## Task instructions
The lines to return are those below that contain the word "JSON".

## Material for the task
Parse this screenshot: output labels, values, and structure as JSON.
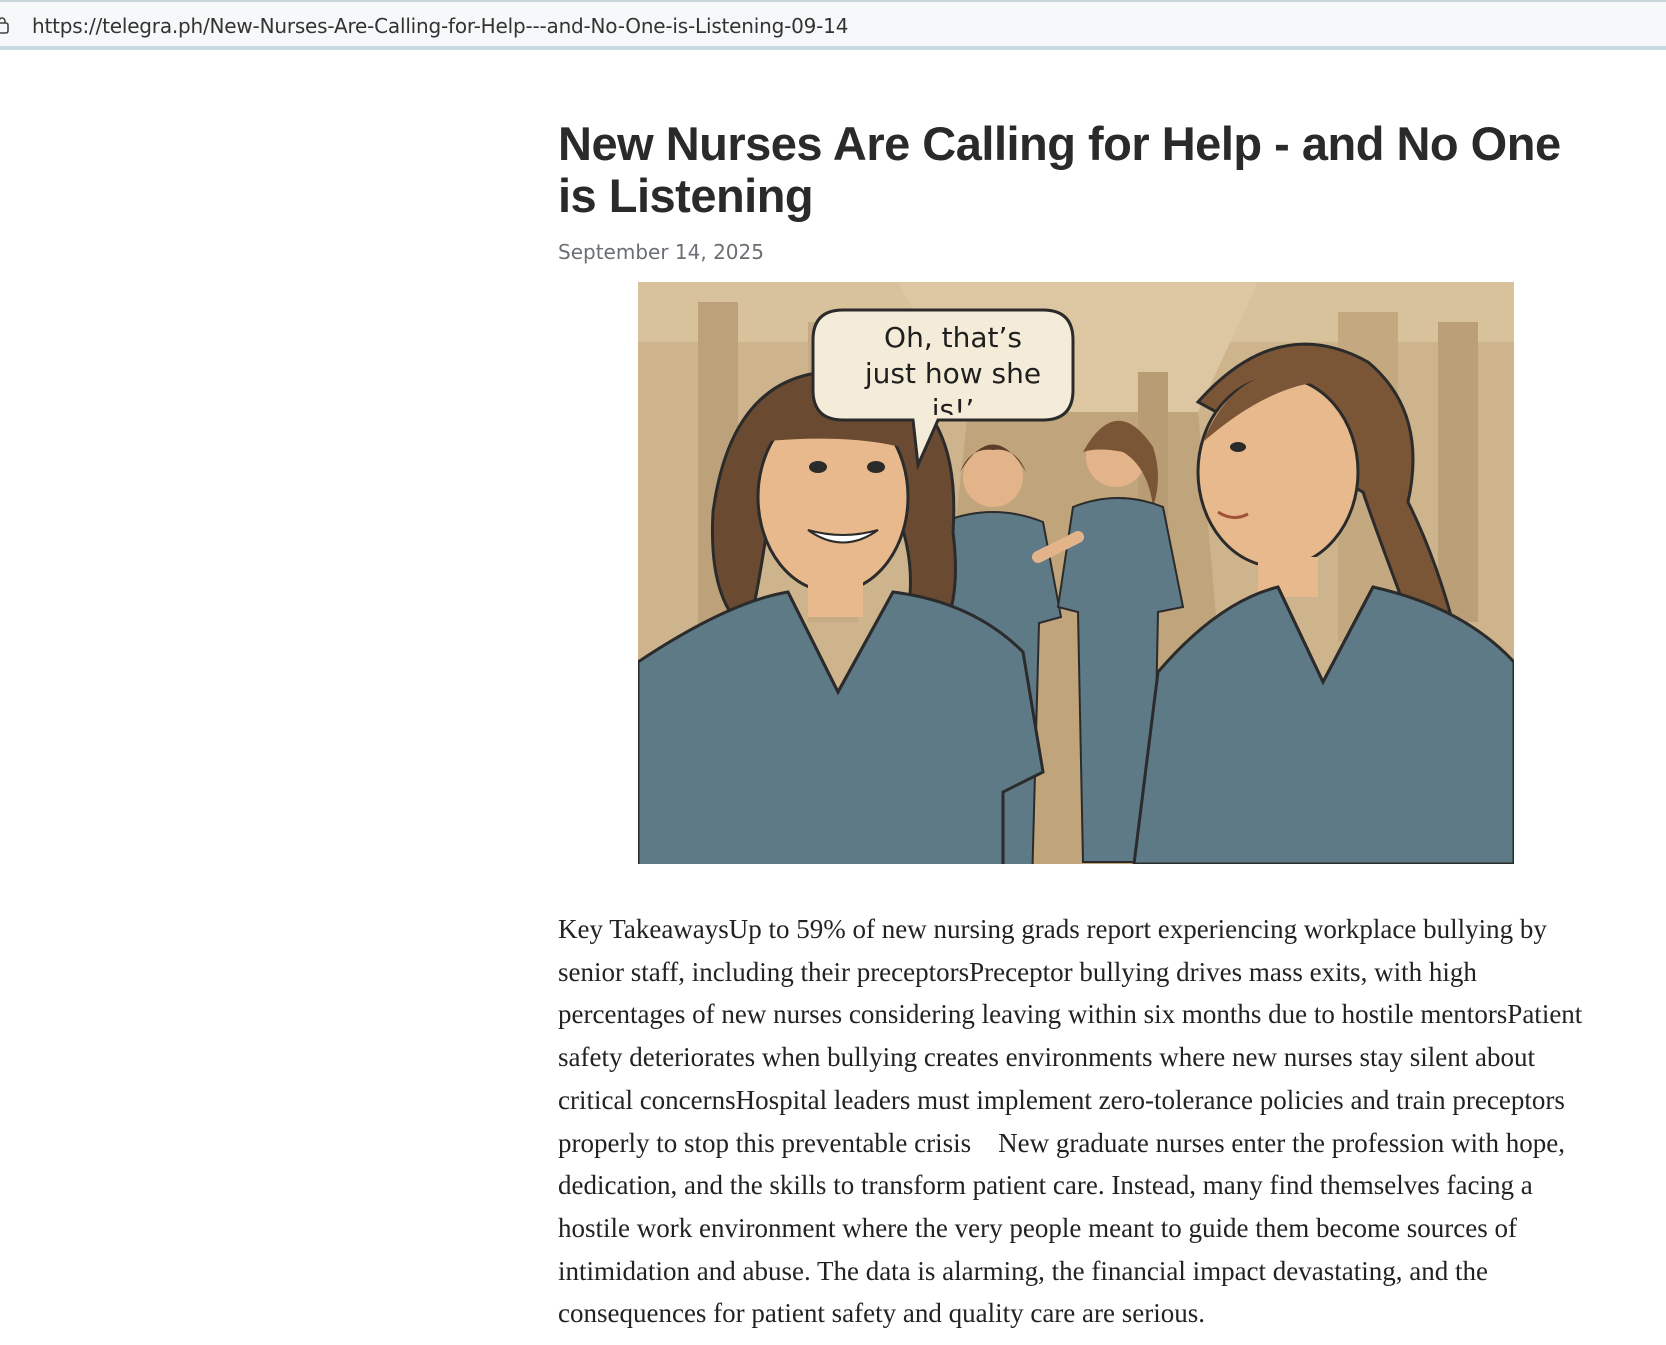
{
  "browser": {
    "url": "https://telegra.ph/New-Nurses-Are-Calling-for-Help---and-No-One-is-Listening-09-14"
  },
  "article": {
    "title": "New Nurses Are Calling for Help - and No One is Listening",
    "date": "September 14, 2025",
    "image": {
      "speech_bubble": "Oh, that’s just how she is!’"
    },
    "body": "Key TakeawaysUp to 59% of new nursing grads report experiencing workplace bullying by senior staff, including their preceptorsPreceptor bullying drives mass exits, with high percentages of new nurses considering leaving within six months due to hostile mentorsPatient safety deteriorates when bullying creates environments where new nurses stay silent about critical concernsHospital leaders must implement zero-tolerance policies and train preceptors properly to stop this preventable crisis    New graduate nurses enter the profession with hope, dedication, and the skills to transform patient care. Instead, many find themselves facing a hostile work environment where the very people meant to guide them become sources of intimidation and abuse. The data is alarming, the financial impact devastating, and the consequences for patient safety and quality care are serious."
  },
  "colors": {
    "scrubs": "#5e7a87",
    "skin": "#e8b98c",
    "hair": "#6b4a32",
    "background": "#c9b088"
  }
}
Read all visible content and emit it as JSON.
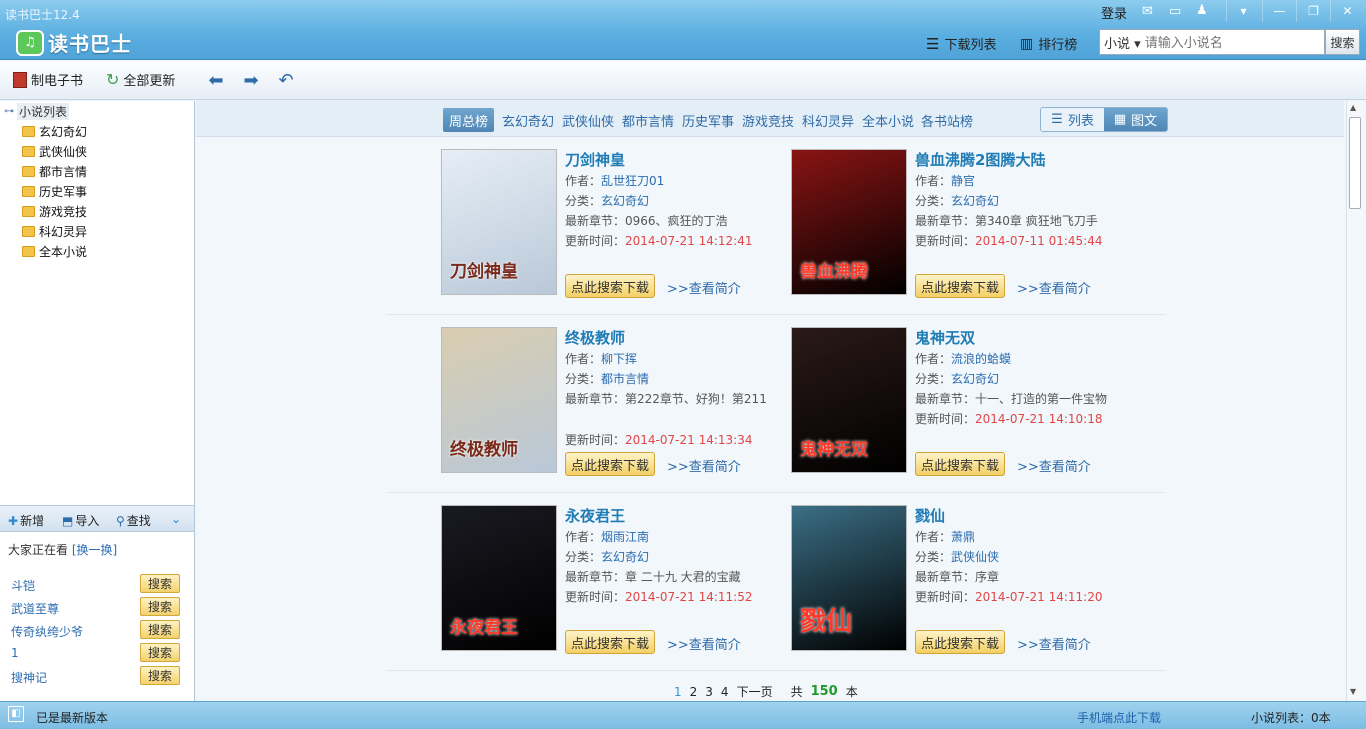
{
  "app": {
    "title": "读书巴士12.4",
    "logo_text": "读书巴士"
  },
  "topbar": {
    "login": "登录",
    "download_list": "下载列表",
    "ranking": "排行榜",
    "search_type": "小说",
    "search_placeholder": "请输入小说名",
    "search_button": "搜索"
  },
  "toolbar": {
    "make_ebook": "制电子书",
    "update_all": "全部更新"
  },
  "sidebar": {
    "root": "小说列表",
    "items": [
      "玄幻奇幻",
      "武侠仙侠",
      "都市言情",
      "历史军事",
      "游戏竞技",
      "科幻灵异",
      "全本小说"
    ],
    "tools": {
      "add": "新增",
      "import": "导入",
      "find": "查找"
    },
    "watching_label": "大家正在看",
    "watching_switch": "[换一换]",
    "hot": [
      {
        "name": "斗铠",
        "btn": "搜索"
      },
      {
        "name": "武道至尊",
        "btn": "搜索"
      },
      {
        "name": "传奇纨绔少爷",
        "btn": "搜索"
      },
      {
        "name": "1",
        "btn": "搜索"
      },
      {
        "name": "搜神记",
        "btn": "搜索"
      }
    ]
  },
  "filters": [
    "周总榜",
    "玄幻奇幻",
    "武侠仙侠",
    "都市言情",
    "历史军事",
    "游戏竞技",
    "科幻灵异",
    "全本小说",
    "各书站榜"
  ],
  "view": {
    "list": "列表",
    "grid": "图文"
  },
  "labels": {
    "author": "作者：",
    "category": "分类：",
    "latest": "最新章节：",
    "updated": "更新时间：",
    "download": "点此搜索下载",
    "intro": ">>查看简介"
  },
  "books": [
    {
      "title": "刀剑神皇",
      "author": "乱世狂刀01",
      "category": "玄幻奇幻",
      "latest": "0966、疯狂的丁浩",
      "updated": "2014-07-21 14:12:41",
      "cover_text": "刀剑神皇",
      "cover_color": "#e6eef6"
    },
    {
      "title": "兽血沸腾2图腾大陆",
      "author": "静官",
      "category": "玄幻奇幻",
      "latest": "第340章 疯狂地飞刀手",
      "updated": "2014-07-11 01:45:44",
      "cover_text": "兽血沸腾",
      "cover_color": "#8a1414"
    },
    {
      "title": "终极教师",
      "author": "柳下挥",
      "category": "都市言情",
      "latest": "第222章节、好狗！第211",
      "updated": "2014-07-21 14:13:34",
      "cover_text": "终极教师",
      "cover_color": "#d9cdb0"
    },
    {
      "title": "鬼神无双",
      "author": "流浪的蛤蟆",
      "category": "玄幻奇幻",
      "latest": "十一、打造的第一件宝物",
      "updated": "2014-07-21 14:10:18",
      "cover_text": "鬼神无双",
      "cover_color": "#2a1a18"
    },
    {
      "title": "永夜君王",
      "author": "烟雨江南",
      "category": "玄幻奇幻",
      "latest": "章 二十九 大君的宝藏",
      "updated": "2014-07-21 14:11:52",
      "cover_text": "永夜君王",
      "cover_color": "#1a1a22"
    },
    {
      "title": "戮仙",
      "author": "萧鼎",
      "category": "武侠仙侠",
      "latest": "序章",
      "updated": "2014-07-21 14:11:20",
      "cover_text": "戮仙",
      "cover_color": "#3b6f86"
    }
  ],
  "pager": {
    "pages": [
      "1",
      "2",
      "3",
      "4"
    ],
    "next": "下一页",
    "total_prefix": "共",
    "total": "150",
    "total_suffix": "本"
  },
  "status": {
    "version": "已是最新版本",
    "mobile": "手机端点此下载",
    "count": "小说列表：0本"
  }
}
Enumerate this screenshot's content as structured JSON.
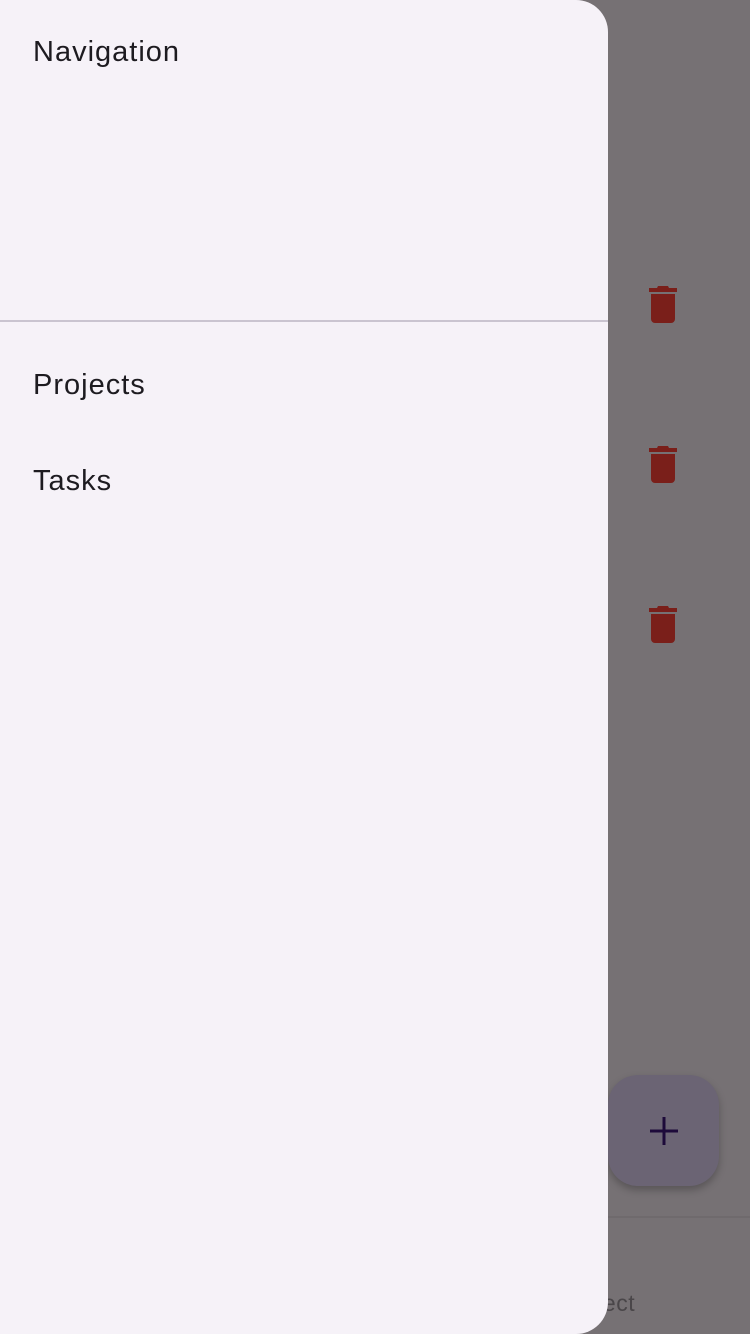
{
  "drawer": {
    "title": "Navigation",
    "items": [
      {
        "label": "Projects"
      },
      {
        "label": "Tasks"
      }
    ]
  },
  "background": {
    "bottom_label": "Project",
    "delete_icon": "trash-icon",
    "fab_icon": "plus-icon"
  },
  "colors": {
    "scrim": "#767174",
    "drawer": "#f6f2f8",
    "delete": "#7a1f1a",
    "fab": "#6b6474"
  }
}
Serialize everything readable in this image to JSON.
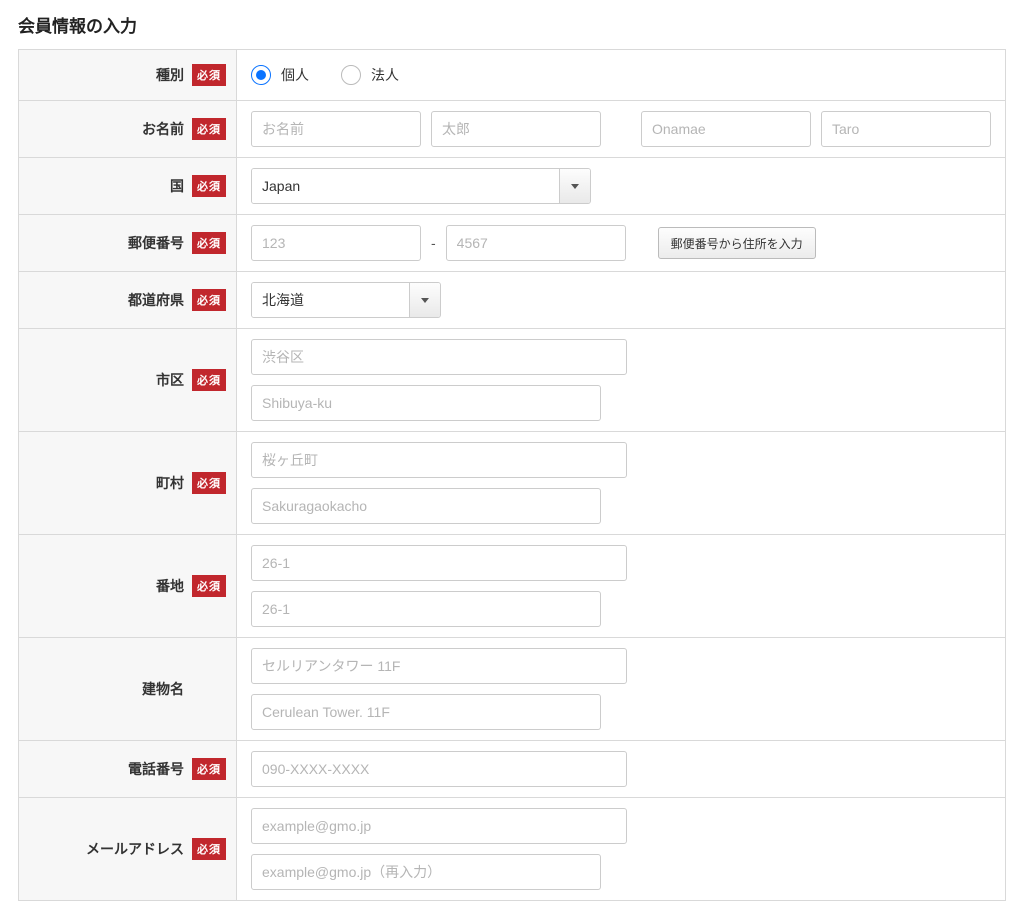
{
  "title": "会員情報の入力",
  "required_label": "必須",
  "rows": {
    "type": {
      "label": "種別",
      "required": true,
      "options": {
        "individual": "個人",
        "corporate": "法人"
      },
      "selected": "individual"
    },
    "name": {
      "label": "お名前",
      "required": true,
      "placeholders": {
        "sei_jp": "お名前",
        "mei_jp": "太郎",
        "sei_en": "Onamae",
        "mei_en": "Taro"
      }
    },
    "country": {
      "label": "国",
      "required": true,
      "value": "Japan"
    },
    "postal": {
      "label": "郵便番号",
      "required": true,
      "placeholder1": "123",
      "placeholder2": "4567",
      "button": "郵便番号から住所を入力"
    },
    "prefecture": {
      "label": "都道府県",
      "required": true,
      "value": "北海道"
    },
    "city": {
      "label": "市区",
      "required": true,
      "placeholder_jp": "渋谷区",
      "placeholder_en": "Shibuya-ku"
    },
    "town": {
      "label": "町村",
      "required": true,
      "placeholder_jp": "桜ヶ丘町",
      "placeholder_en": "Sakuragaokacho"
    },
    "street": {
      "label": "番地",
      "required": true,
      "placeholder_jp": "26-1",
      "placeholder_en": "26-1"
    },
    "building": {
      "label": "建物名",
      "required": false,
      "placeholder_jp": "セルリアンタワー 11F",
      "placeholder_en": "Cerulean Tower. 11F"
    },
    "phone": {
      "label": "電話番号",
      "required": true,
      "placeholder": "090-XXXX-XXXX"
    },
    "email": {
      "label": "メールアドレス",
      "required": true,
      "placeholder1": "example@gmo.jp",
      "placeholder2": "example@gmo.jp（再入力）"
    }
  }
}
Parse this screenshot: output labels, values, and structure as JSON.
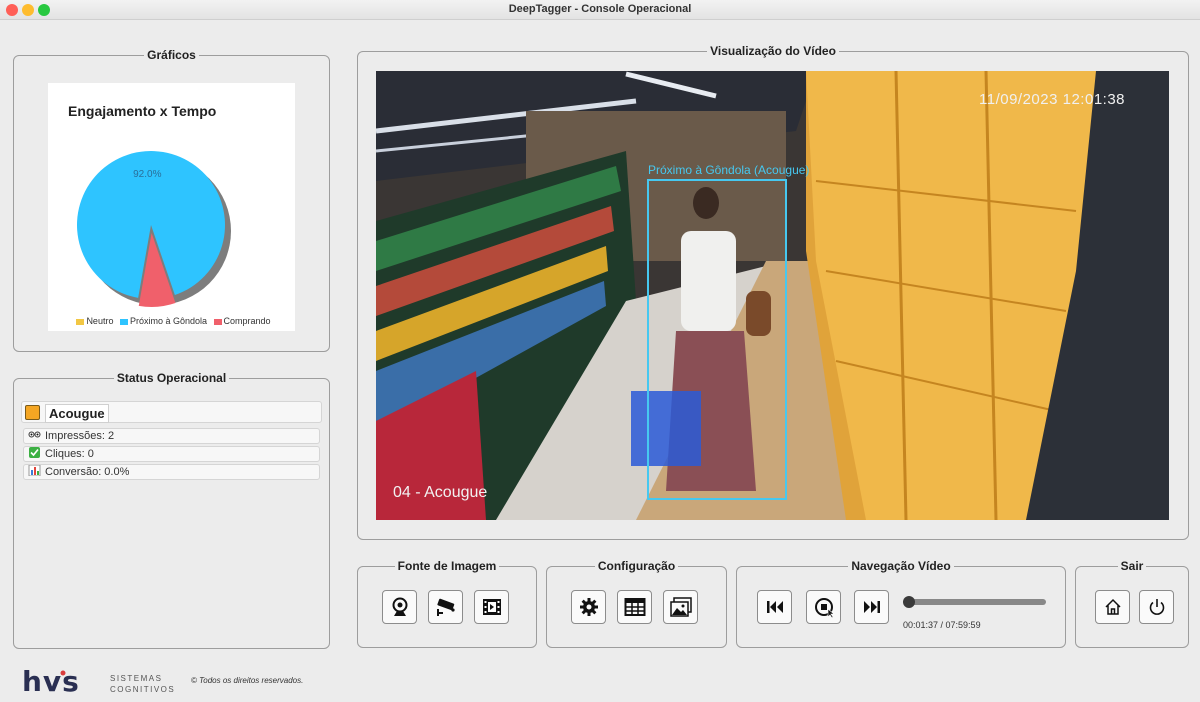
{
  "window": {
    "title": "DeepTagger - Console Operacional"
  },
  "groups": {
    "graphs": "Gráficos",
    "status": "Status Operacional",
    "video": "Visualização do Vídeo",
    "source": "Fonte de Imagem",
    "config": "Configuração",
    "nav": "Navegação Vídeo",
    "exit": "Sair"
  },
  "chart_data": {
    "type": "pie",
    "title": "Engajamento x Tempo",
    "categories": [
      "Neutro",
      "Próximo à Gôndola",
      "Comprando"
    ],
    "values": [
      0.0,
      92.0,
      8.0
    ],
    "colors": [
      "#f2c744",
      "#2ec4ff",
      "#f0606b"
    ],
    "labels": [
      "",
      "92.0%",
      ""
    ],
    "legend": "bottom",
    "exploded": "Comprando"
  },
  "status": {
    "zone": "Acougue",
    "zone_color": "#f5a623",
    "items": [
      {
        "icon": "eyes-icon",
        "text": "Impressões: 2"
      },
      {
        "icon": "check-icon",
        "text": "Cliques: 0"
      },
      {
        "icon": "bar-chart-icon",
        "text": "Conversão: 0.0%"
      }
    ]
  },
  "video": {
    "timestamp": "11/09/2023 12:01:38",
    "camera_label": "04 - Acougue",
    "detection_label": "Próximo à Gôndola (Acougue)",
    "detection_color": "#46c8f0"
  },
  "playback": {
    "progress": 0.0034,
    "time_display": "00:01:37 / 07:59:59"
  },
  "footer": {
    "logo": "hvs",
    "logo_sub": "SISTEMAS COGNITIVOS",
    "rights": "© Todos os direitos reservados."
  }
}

## Answer for this exercise
Parse this screenshot: output labels, values, and structure as JSON.
Read all visible content and emit it as JSON.
Enumerate this screenshot's content as structured JSON.
Serialize everything readable in this image to JSON.
Parse this screenshot: output labels, values, and structure as JSON.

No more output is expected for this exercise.